• [WHAT THE TASK REQUIRES] Here is a listing. Repeat it exactly and in its entirety.

• [EXERCISE MATERIALS]
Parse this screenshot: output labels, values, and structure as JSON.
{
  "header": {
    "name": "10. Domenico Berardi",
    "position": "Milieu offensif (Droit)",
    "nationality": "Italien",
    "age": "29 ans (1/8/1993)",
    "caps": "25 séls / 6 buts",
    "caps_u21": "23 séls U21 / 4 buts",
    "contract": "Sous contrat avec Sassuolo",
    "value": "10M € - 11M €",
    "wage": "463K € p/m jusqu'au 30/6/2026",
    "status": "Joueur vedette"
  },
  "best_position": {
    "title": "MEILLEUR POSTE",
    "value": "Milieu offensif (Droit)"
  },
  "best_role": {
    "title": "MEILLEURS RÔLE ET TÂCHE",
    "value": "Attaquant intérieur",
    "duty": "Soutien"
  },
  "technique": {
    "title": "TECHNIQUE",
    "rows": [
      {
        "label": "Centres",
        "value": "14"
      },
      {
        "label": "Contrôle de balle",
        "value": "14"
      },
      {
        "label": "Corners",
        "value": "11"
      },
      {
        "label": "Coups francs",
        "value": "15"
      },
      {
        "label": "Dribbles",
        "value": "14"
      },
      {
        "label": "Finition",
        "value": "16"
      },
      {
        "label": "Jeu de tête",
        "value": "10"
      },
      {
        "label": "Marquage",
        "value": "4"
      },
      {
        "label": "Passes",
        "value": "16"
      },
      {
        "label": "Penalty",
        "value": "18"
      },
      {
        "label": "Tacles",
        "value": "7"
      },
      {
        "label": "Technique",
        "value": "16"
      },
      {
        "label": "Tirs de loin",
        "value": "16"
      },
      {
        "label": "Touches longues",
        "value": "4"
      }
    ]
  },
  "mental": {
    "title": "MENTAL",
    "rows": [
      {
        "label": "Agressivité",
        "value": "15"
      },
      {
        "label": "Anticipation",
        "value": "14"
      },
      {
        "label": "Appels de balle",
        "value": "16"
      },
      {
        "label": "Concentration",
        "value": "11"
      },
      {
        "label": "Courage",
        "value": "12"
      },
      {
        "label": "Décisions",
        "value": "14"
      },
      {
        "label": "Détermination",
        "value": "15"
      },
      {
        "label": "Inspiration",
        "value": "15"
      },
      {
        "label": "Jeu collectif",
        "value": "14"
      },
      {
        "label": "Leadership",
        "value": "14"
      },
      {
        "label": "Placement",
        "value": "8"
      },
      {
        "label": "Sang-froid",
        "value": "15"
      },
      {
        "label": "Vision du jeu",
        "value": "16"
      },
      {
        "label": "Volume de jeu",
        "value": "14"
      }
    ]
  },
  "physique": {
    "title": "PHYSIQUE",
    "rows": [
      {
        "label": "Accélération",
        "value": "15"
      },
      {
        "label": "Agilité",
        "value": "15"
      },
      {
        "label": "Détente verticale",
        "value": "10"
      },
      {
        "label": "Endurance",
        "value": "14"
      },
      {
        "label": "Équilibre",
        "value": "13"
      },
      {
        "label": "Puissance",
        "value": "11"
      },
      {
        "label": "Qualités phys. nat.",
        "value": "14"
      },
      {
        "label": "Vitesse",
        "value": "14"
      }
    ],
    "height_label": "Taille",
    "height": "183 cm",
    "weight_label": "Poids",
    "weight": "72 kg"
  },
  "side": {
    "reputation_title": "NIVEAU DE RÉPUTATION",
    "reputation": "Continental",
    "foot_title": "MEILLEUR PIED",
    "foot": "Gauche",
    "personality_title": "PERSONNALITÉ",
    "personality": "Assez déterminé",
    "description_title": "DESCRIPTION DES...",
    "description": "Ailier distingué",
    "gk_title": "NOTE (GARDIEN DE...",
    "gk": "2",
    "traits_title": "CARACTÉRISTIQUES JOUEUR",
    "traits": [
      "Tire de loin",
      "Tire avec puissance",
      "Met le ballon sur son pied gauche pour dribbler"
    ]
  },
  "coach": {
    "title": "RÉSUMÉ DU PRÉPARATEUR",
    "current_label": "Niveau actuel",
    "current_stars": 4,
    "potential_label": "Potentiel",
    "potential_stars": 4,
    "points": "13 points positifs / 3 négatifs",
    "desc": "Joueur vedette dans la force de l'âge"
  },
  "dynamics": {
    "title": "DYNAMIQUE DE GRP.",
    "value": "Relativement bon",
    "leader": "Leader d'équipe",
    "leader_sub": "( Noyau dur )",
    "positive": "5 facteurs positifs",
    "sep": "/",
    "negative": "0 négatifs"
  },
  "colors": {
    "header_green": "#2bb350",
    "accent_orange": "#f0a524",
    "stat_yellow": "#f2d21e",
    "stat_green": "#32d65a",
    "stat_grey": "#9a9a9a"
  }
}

• [RESPONSE AREA]
Parse this screenshot: output labels, values, and structure as JSON.
{
  "header": {
    "name": "10. Domenico Berardi",
    "position": "Milieu offensif (Droit)",
    "nationality": "Italien",
    "age": "29 ans (1/8/1993)",
    "caps": "25 séls / 6 buts",
    "caps_u21": "23 séls U21 / 4 buts",
    "contract": "Sous contrat avec Sassuolo",
    "value": "10M € - 11M €",
    "wage": "463K € p/m jusqu'au 30/6/2026",
    "status": "Joueur vedette"
  },
  "best_position": {
    "title": "MEILLEUR POSTE",
    "value": "Milieu offensif (Droit)"
  },
  "best_role": {
    "title": "MEILLEURS RÔLE ET TÂCHE",
    "value": "Attaquant intérieur",
    "duty": "Soutien"
  },
  "technique": {
    "title": "TECHNIQUE",
    "rows": [
      {
        "label": "Centres",
        "value": "14"
      },
      {
        "label": "Contrôle de balle",
        "value": "14"
      },
      {
        "label": "Corners",
        "value": "11"
      },
      {
        "label": "Coups francs",
        "value": "15"
      },
      {
        "label": "Dribbles",
        "value": "14"
      },
      {
        "label": "Finition",
        "value": "16"
      },
      {
        "label": "Jeu de tête",
        "value": "10"
      },
      {
        "label": "Marquage",
        "value": "4"
      },
      {
        "label": "Passes",
        "value": "16"
      },
      {
        "label": "Penalty",
        "value": "18"
      },
      {
        "label": "Tacles",
        "value": "7"
      },
      {
        "label": "Technique",
        "value": "16"
      },
      {
        "label": "Tirs de loin",
        "value": "16"
      },
      {
        "label": "Touches longues",
        "value": "4"
      }
    ]
  },
  "mental": {
    "title": "MENTAL",
    "rows": [
      {
        "label": "Agressivité",
        "value": "15"
      },
      {
        "label": "Anticipation",
        "value": "14"
      },
      {
        "label": "Appels de balle",
        "value": "16"
      },
      {
        "label": "Concentration",
        "value": "11"
      },
      {
        "label": "Courage",
        "value": "12"
      },
      {
        "label": "Décisions",
        "value": "14"
      },
      {
        "label": "Détermination",
        "value": "15"
      },
      {
        "label": "Inspiration",
        "value": "15"
      },
      {
        "label": "Jeu collectif",
        "value": "14"
      },
      {
        "label": "Leadership",
        "value": "14"
      },
      {
        "label": "Placement",
        "value": "8"
      },
      {
        "label": "Sang-froid",
        "value": "15"
      },
      {
        "label": "Vision du jeu",
        "value": "16"
      },
      {
        "label": "Volume de jeu",
        "value": "14"
      }
    ]
  },
  "physique": {
    "title": "PHYSIQUE",
    "rows": [
      {
        "label": "Accélération",
        "value": "15"
      },
      {
        "label": "Agilité",
        "value": "15"
      },
      {
        "label": "Détente verticale",
        "value": "10"
      },
      {
        "label": "Endurance",
        "value": "14"
      },
      {
        "label": "Équilibre",
        "value": "13"
      },
      {
        "label": "Puissance",
        "value": "11"
      },
      {
        "label": "Qualités phys. nat.",
        "value": "14"
      },
      {
        "label": "Vitesse",
        "value": "14"
      }
    ],
    "height_label": "Taille",
    "height": "183 cm",
    "weight_label": "Poids",
    "weight": "72 kg"
  },
  "side": {
    "reputation_title": "NIVEAU DE RÉPUTATION",
    "reputation": "Continental",
    "foot_title": "MEILLEUR PIED",
    "foot": "Gauche",
    "personality_title": "PERSONNALITÉ",
    "personality": "Assez déterminé",
    "description_title": "DESCRIPTION DES...",
    "description": "Ailier distingué",
    "gk_title": "NOTE (GARDIEN DE...",
    "gk": "2",
    "traits_title": "CARACTÉRISTIQUES JOUEUR",
    "traits": [
      "Tire de loin",
      "Tire avec puissance",
      "Met le ballon sur son pied gauche pour dribbler"
    ]
  },
  "coach": {
    "title": "RÉSUMÉ DU PRÉPARATEUR",
    "current_label": "Niveau actuel",
    "current_stars": 4,
    "potential_label": "Potentiel",
    "potential_stars": 4,
    "points": "13 points positifs / 3 négatifs",
    "desc": "Joueur vedette dans la force de l'âge"
  },
  "dynamics": {
    "title": "DYNAMIQUE DE GRP.",
    "value": "Relativement bon",
    "leader": "Leader d'équipe",
    "leader_sub": "( Noyau dur )",
    "positive": "5 facteurs positifs",
    "sep": "/",
    "negative": "0 négatifs"
  },
  "colors": {
    "header_green": "#2bb350",
    "accent_orange": "#f0a524",
    "stat_yellow": "#f2d21e",
    "stat_green": "#32d65a",
    "stat_grey": "#9a9a9a"
  }
}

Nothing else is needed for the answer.